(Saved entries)
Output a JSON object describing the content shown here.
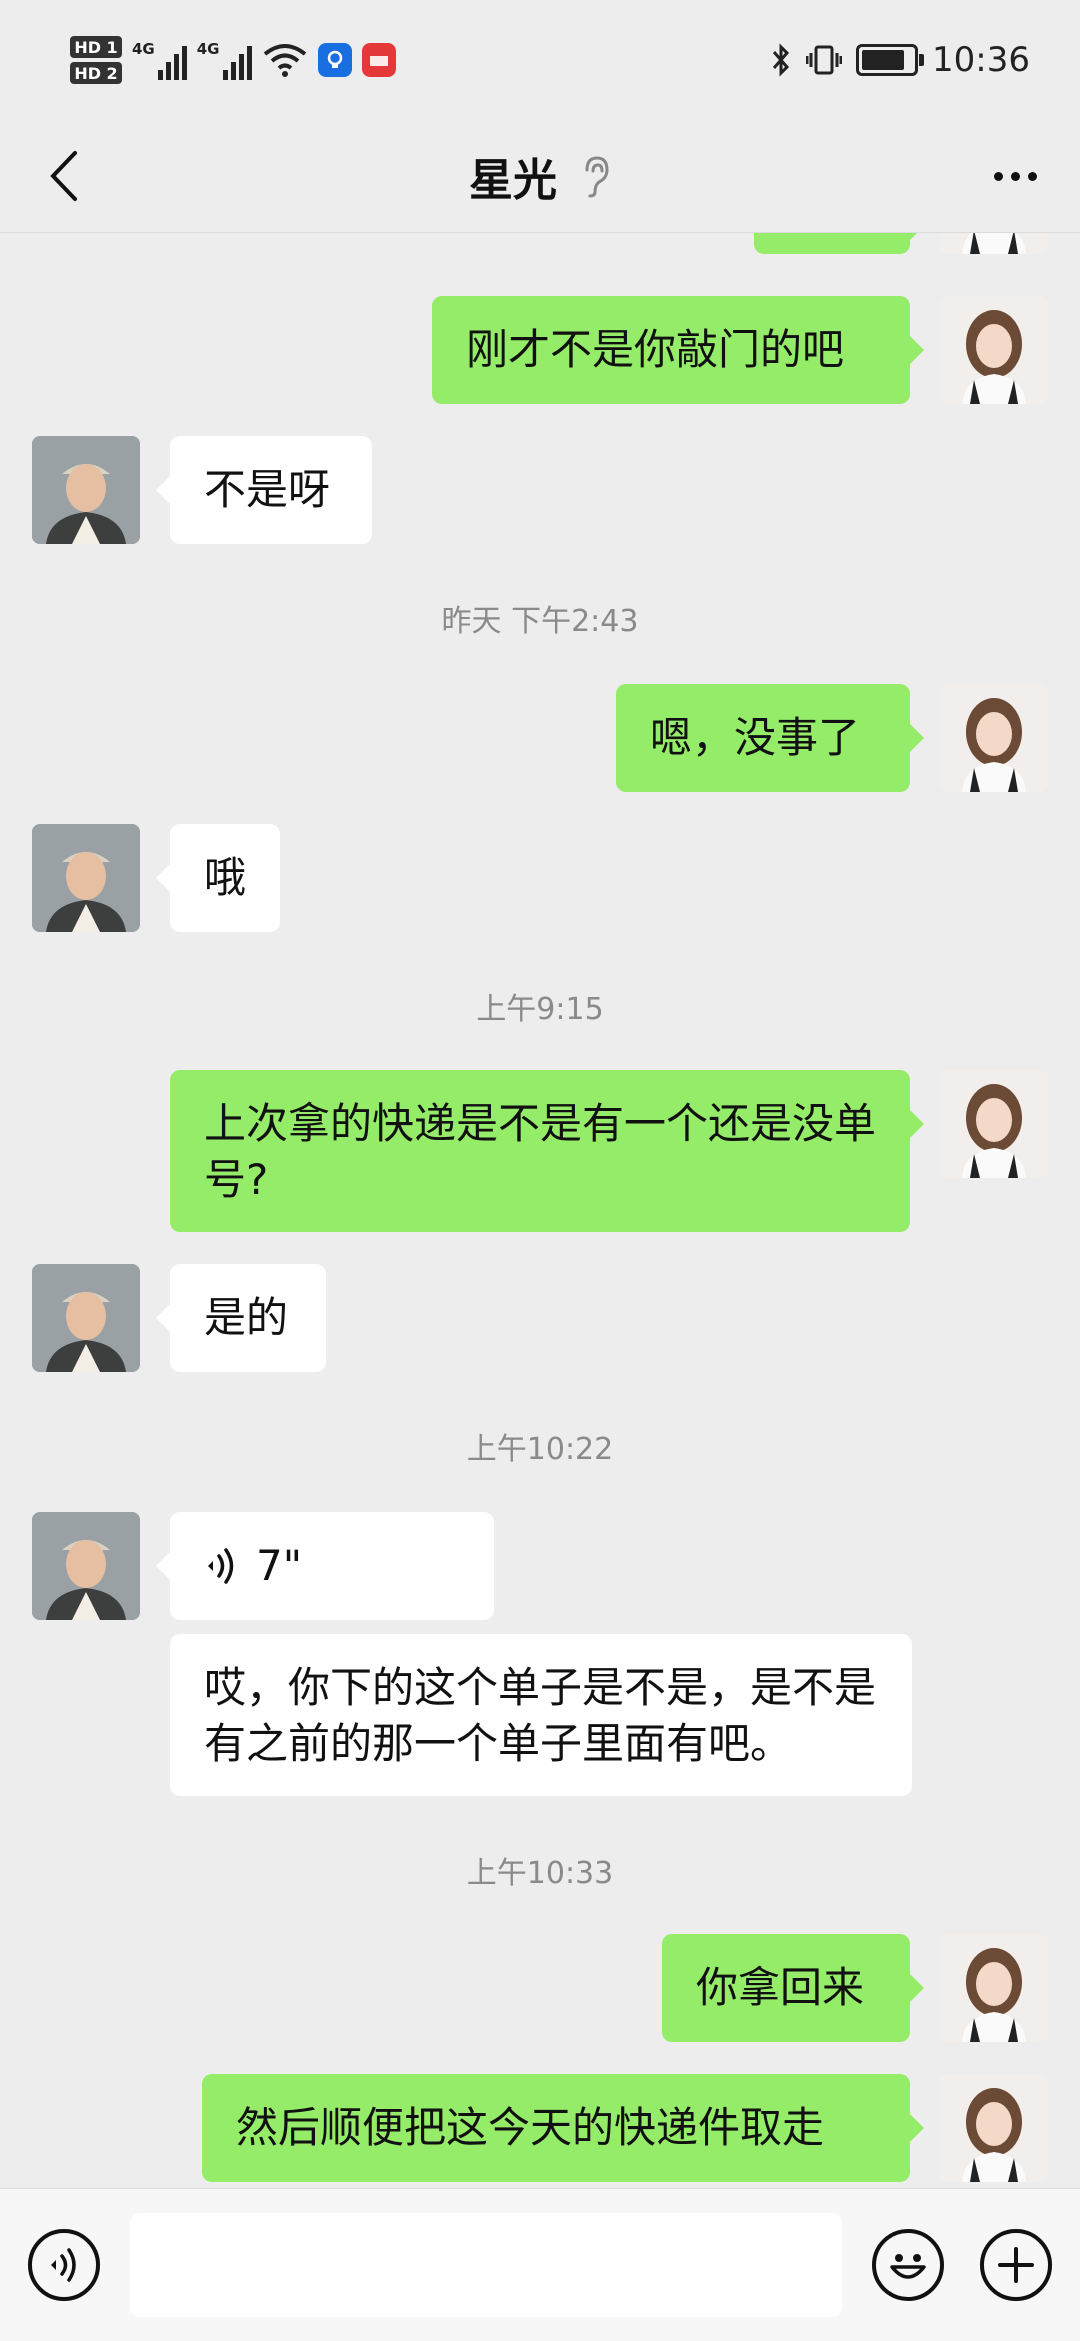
{
  "status_bar": {
    "time": "10:36",
    "sim1": "HD 1",
    "sim2": "HD 2",
    "network1": "4G",
    "network2": "4G"
  },
  "header": {
    "title": "星光",
    "back_icon": "chevron-left-icon",
    "mute_icon": "ear-icon",
    "more_icon": "more-dots-icon"
  },
  "messages": [
    {
      "from": "me",
      "text": "刚才不是你敲门的吧"
    },
    {
      "from": "other",
      "text": "不是呀"
    },
    {
      "timestamp": "昨天 下午2:43"
    },
    {
      "from": "me",
      "text": "嗯，没事了"
    },
    {
      "from": "other",
      "text": "哦"
    },
    {
      "timestamp": "上午9:15"
    },
    {
      "from": "me",
      "text": "上次拿的快递是不是有一个还是没单号?"
    },
    {
      "from": "other",
      "text": "是的"
    },
    {
      "timestamp": "上午10:22"
    },
    {
      "from": "other",
      "type": "voice",
      "duration": "7\""
    },
    {
      "from": "other",
      "type": "transcript",
      "text": "哎，你下的这个单子是不是，是不是有之前的那一个单子里面有吧。"
    },
    {
      "timestamp": "上午10:33"
    },
    {
      "from": "me",
      "text": "你拿回来"
    },
    {
      "from": "me",
      "text": "然后顺便把这今天的快递件取走"
    }
  ],
  "input_bar": {
    "voice_icon": "voice-toggle-icon",
    "emoji_icon": "emoji-icon",
    "plus_icon": "plus-icon",
    "value": ""
  },
  "colors": {
    "me_bubble": "#95ec69",
    "other_bubble": "#ffffff",
    "background": "#ededed"
  }
}
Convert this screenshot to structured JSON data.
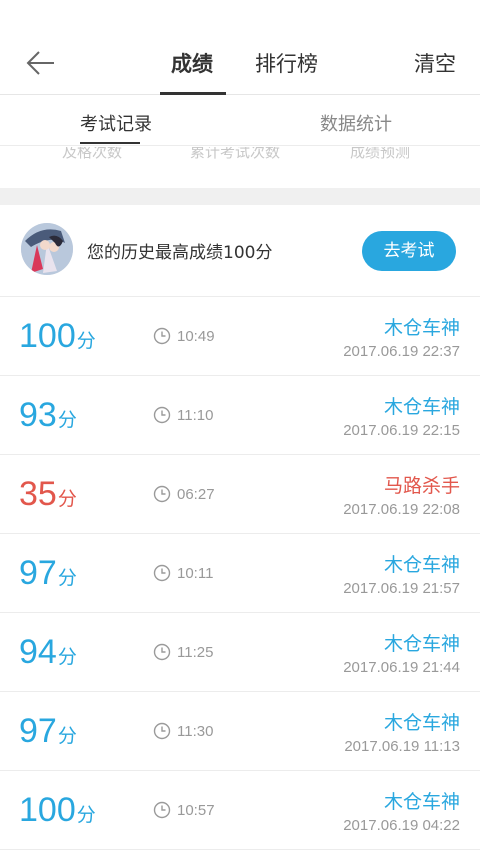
{
  "header": {
    "tabs": [
      {
        "label": "成绩",
        "active": true
      },
      {
        "label": "排行榜",
        "active": false
      }
    ],
    "clear_label": "清空"
  },
  "subtabs": [
    {
      "label": "考试记录",
      "active": true
    },
    {
      "label": "数据统计",
      "active": false
    }
  ],
  "stats_labels": [
    "及格次数",
    "累计考试次数",
    "成绩预测"
  ],
  "best": {
    "text": "您的历史最高成绩100分",
    "button_label": "去考试"
  },
  "unit": "分",
  "records": [
    {
      "score": "100",
      "duration": "10:49",
      "nickname": "木仓车神",
      "datetime": "2017.06.19  22:37",
      "color": "blue"
    },
    {
      "score": "93",
      "duration": "11:10",
      "nickname": "木仓车神",
      "datetime": "2017.06.19  22:15",
      "color": "blue"
    },
    {
      "score": "35",
      "duration": "06:27",
      "nickname": "马路杀手",
      "datetime": "2017.06.19  22:08",
      "color": "red"
    },
    {
      "score": "97",
      "duration": "10:11",
      "nickname": "木仓车神",
      "datetime": "2017.06.19  21:57",
      "color": "blue"
    },
    {
      "score": "94",
      "duration": "11:25",
      "nickname": "木仓车神",
      "datetime": "2017.06.19  21:44",
      "color": "blue"
    },
    {
      "score": "97",
      "duration": "11:30",
      "nickname": "木仓车神",
      "datetime": "2017.06.19  11:13",
      "color": "blue"
    },
    {
      "score": "100",
      "duration": "10:57",
      "nickname": "木仓车神",
      "datetime": "2017.06.19  04:22",
      "color": "blue"
    }
  ],
  "colors": {
    "accent": "#29a7df",
    "fail": "#e2574c"
  }
}
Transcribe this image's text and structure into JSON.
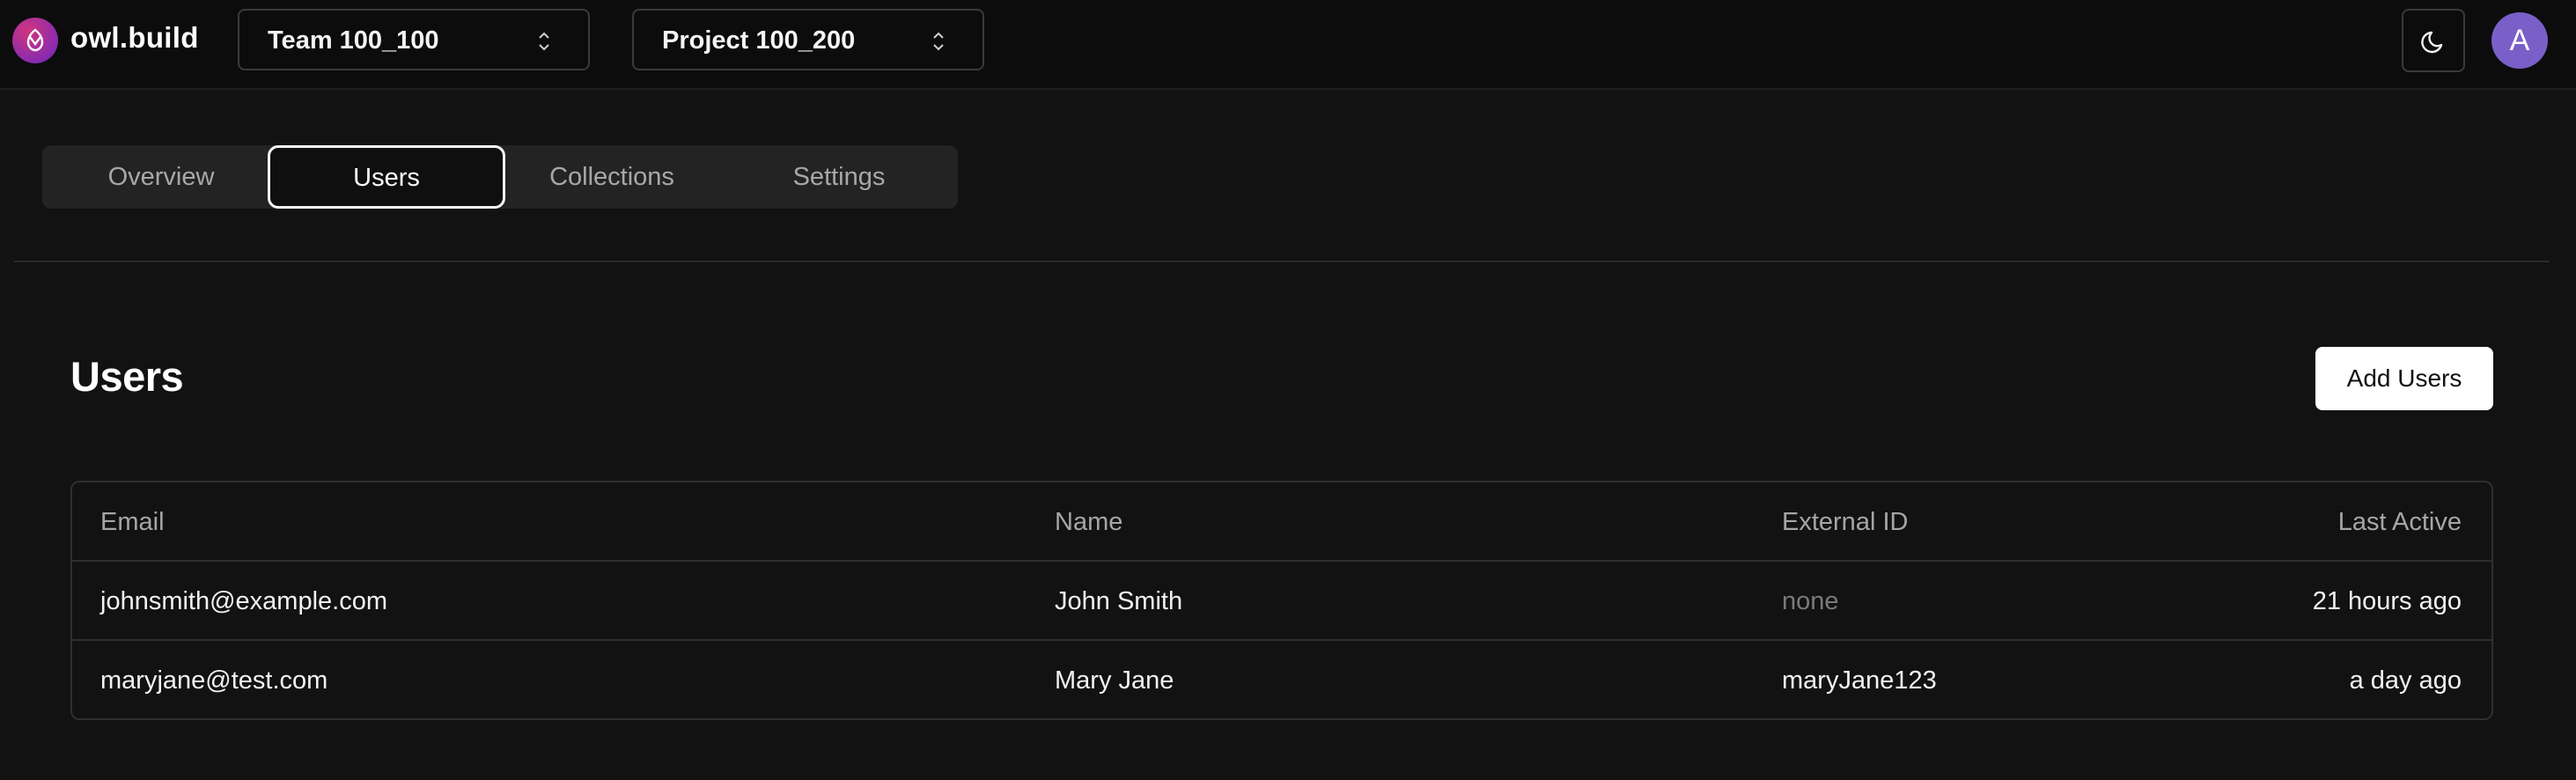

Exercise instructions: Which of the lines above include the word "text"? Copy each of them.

Response area:
      "text": "刚才不是你敲门的吧"
      "text": "不是呀"
      "text": "嗯，没事了"
      "text": "哦"
      "text": "上次拿的快递是不是有一个还是没单号?"
      "text": "是的"
      "text": "哎，你下的这个单子是不是，是不是有之前的那一个单子里面有吧。"
      "text": "你拿回来"
      "text": "然后顺便把这今天的快递件取走"
    "text": "您的历史最高成绩100分",
Transcribe this image's text and structure into JSON.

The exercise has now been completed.